(Beginning of RECORDS FOR PROCESSING)

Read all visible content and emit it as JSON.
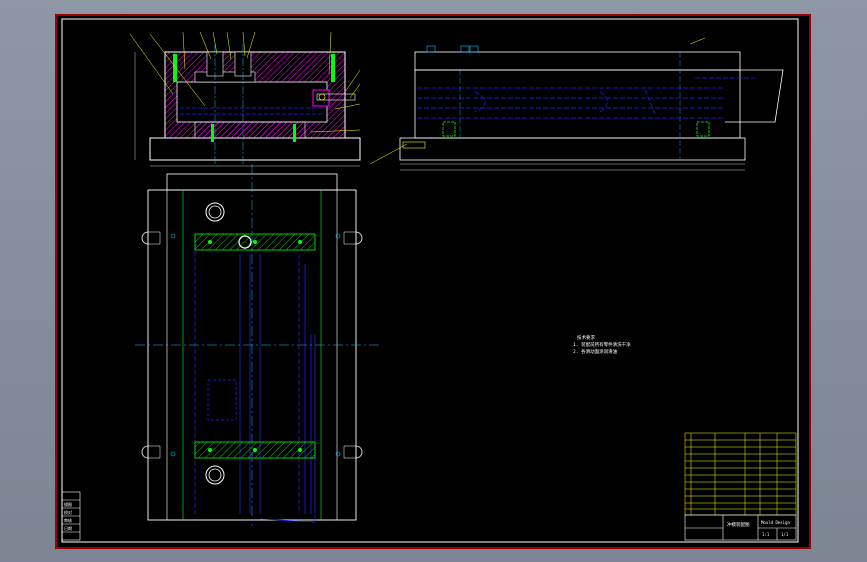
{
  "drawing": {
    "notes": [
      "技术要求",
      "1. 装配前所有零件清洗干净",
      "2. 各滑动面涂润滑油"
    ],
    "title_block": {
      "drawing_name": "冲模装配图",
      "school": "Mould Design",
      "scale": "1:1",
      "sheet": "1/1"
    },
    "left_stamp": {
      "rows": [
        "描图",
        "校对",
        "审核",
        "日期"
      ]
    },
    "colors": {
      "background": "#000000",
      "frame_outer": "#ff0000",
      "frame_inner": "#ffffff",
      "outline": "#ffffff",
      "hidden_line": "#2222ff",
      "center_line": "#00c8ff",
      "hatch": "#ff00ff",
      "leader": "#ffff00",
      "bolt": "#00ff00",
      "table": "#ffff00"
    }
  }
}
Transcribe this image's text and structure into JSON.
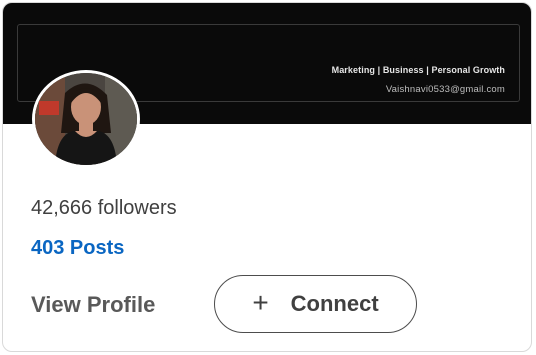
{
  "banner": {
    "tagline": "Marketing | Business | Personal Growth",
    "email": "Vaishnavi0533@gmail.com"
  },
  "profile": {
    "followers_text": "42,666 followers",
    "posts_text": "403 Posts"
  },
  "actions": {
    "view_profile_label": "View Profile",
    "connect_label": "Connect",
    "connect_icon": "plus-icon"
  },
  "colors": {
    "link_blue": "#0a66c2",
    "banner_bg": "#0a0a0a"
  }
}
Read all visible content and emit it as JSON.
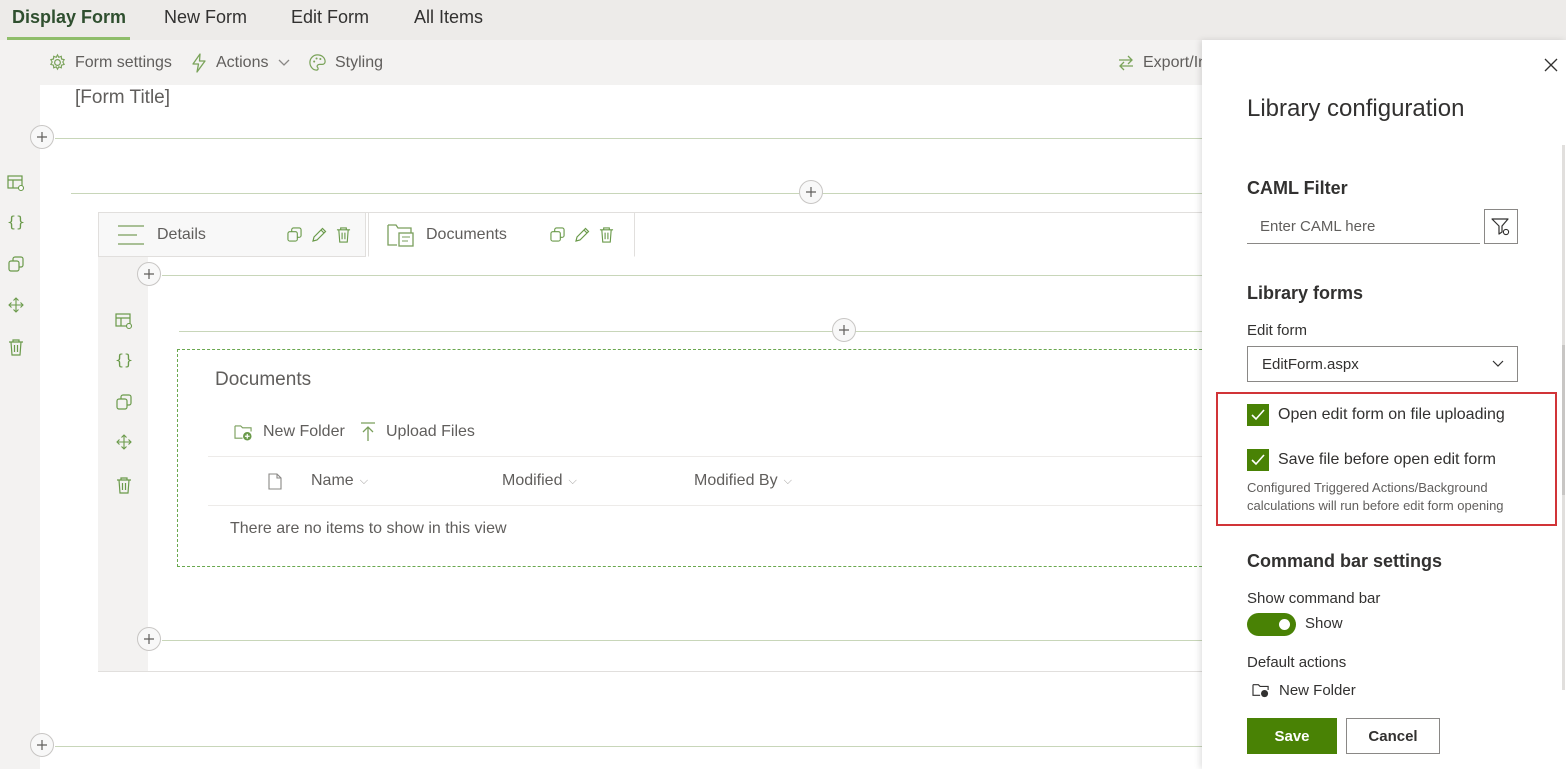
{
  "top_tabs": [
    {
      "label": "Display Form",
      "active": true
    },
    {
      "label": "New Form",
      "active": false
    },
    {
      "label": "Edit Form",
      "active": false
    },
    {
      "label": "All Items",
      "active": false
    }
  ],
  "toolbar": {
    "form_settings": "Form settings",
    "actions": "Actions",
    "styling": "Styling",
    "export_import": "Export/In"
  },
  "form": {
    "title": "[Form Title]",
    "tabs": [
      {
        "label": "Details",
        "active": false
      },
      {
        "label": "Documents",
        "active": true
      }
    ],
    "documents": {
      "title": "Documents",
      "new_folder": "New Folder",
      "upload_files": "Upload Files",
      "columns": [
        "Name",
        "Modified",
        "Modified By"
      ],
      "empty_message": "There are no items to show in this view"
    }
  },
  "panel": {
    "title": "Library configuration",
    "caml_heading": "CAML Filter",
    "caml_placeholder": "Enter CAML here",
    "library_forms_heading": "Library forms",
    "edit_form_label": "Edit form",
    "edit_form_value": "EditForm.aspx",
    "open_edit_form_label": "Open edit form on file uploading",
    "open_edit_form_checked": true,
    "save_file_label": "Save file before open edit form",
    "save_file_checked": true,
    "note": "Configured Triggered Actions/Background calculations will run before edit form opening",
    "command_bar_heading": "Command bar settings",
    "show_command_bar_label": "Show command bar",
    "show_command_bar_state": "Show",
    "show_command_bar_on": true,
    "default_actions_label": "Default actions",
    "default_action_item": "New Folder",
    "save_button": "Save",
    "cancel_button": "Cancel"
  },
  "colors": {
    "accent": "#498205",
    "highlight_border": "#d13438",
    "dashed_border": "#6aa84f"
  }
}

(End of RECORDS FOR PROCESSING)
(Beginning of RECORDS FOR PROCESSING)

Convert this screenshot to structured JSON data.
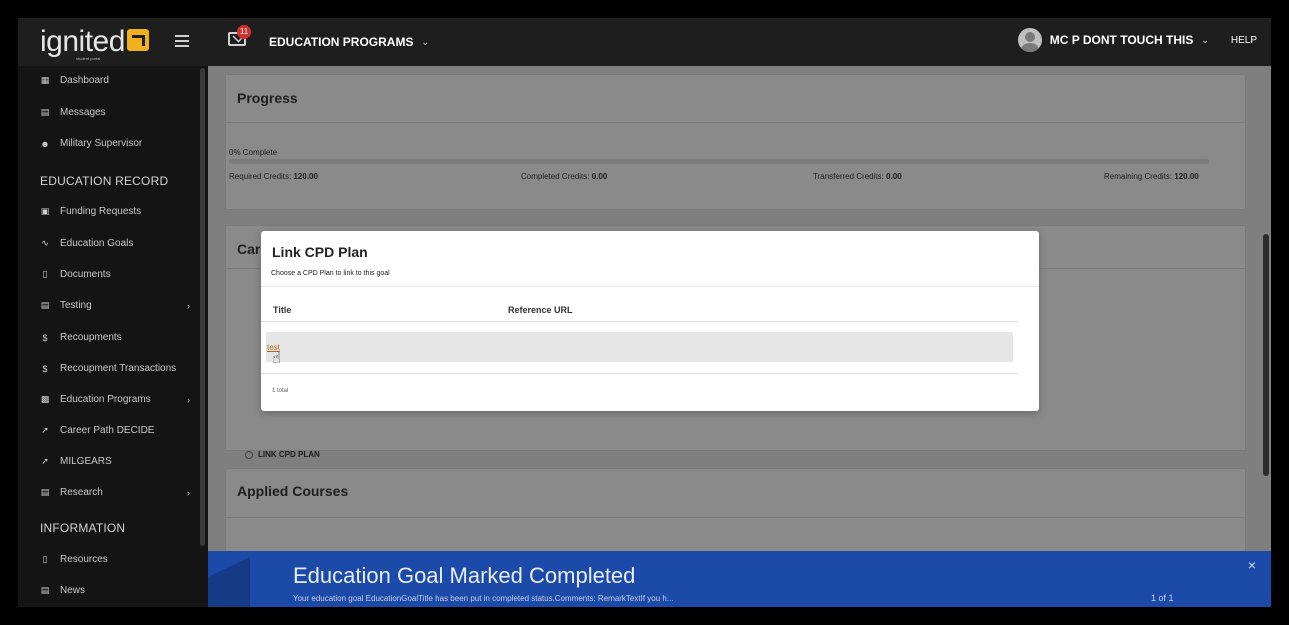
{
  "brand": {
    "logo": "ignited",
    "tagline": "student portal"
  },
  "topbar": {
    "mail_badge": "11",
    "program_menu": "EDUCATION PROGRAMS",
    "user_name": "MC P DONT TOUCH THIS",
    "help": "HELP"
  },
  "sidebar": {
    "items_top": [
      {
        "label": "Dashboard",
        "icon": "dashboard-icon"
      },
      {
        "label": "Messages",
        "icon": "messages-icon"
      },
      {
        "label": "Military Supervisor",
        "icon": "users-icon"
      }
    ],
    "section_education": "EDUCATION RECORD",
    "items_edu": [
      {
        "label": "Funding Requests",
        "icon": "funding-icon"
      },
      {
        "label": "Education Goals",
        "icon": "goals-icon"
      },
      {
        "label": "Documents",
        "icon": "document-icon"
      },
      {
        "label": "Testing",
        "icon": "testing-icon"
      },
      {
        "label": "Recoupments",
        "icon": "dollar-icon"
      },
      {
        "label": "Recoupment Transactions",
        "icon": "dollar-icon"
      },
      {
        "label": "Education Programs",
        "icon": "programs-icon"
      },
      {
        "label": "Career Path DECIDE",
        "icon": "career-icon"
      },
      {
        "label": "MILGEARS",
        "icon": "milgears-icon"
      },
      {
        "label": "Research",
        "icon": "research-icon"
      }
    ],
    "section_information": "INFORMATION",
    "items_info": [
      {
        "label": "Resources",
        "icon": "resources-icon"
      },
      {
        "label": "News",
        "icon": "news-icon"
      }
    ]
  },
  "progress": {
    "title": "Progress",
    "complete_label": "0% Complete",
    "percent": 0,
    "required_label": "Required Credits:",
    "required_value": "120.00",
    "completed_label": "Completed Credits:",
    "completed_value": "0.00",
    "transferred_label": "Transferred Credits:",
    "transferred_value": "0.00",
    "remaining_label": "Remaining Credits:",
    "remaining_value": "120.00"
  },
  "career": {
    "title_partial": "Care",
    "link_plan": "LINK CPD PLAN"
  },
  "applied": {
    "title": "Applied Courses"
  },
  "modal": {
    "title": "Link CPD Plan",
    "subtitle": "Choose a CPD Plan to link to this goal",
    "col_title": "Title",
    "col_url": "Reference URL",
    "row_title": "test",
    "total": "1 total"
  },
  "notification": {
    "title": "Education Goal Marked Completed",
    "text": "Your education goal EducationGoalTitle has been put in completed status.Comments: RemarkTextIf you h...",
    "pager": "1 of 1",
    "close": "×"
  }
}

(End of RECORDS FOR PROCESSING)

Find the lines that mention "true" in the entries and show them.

      "active": true
        "active": true
    "open_edit_form_checked": true,
    "save_file_checked": true,
    "show_command_bar_on": true,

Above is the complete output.